Problem to work on =
Scan the data for "amount" and copy each matching line.

● ● ● ● ●

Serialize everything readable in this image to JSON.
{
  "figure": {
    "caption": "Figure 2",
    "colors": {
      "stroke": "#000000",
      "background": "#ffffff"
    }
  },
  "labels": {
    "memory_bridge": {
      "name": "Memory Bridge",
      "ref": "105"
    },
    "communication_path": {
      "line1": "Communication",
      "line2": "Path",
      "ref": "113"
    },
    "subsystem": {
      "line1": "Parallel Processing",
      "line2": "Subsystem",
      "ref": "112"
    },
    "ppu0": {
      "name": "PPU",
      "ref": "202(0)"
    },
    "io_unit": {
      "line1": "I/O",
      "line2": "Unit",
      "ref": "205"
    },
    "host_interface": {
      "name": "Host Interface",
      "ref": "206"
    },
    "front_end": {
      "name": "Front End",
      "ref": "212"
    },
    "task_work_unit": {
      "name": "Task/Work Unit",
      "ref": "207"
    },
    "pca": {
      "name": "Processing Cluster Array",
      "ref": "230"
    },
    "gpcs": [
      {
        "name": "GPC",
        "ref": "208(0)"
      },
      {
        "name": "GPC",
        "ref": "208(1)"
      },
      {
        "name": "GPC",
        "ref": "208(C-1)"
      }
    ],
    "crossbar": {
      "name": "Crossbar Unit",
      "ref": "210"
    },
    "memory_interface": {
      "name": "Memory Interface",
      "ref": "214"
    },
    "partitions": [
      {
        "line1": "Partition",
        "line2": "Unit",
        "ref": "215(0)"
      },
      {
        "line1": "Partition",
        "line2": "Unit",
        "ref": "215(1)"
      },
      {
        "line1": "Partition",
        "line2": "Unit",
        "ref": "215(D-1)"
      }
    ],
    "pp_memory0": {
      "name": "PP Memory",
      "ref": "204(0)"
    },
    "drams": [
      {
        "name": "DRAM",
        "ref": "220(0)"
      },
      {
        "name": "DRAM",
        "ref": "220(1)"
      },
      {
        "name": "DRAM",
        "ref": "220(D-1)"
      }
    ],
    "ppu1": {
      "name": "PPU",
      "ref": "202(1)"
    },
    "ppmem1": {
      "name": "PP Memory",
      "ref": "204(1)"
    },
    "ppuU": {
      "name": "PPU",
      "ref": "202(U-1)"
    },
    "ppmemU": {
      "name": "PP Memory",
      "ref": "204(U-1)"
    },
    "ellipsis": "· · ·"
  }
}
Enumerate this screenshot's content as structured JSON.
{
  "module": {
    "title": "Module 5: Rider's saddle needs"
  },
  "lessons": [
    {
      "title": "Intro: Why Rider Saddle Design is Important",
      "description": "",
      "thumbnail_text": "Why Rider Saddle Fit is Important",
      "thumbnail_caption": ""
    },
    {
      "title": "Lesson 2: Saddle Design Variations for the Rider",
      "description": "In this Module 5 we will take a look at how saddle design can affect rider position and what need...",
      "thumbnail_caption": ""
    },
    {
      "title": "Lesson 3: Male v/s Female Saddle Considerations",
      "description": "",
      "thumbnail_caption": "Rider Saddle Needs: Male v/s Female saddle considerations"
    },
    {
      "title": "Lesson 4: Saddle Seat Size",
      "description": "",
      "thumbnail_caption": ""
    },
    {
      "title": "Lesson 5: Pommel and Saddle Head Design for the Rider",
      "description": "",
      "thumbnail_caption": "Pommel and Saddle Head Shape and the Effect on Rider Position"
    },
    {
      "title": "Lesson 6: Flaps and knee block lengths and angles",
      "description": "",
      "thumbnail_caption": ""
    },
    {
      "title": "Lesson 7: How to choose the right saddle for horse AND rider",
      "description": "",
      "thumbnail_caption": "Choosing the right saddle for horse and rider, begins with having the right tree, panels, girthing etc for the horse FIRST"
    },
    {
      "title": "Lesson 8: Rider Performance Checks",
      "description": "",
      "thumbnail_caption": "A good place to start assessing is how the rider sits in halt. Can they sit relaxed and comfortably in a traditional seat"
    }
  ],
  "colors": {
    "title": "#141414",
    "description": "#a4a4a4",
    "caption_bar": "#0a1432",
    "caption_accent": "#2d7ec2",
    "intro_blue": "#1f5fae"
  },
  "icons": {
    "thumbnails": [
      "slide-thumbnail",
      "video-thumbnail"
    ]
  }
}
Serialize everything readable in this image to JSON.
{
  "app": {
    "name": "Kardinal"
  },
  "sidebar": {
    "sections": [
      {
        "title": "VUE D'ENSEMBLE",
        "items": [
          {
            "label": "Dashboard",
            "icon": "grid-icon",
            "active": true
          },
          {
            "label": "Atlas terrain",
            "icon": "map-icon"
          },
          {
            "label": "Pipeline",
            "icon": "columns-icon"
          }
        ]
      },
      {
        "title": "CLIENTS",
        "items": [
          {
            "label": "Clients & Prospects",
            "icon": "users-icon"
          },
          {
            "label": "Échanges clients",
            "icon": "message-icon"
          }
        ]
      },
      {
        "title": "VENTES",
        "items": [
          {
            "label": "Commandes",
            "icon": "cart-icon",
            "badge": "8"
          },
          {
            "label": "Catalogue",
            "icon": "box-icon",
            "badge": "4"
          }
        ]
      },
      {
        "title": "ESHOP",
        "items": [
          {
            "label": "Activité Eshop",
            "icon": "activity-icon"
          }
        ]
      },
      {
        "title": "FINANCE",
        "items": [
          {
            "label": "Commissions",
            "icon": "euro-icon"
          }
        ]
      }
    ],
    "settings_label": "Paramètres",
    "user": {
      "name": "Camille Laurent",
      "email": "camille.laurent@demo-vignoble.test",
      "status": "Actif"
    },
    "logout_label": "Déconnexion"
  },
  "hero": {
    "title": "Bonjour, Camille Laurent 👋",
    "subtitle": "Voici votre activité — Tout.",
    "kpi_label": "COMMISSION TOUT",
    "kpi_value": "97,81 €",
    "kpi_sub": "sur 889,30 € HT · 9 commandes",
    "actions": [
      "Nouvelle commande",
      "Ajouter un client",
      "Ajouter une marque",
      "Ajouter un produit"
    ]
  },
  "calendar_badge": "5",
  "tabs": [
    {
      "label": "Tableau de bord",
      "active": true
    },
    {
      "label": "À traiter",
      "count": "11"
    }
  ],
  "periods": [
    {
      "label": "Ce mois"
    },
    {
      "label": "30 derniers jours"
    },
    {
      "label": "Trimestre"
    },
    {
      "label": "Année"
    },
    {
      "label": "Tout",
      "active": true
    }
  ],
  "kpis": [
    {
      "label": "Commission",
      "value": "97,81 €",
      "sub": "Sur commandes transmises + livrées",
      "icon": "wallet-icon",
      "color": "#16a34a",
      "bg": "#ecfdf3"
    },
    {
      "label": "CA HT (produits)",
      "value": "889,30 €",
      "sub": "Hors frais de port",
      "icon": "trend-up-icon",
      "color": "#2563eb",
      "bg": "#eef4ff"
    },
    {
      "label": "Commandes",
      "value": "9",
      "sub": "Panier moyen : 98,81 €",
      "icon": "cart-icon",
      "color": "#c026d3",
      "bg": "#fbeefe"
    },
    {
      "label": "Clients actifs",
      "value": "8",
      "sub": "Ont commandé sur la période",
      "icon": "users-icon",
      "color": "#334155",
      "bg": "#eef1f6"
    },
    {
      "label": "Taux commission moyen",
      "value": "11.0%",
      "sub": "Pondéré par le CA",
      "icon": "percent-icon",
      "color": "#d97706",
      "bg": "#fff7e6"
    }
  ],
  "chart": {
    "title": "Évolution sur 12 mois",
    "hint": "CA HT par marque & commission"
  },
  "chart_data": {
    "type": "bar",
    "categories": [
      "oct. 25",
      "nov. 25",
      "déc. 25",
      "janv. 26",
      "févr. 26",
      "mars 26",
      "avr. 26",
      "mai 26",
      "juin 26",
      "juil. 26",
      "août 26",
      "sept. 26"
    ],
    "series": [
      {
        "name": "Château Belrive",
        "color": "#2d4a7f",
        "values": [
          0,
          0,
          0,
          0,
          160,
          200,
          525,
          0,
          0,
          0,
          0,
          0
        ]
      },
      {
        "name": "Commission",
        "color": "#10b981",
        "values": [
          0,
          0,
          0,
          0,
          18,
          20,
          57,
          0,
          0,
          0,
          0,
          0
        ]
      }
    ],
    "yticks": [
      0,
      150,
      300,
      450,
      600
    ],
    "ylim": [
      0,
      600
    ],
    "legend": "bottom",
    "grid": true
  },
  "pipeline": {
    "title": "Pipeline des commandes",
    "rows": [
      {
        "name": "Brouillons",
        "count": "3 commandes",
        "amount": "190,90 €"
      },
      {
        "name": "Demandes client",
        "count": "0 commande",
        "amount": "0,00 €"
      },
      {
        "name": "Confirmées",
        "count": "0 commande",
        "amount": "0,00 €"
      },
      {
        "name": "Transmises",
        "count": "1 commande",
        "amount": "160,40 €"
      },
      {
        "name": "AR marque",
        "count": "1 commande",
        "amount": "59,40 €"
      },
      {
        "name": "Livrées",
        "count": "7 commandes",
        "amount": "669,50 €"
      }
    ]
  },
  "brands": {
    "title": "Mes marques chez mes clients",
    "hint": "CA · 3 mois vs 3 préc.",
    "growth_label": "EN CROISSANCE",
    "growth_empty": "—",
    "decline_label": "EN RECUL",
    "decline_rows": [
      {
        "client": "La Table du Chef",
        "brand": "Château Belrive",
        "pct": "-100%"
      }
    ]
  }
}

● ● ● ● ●

Solution to the problem =
        "amount": "190,90 €"
        "amount": "0,00 €"
        "amount": "0,00 €"
        "amount": "160,40 €"
        "amount": "59,40 €"
        "amount": "669,50 €"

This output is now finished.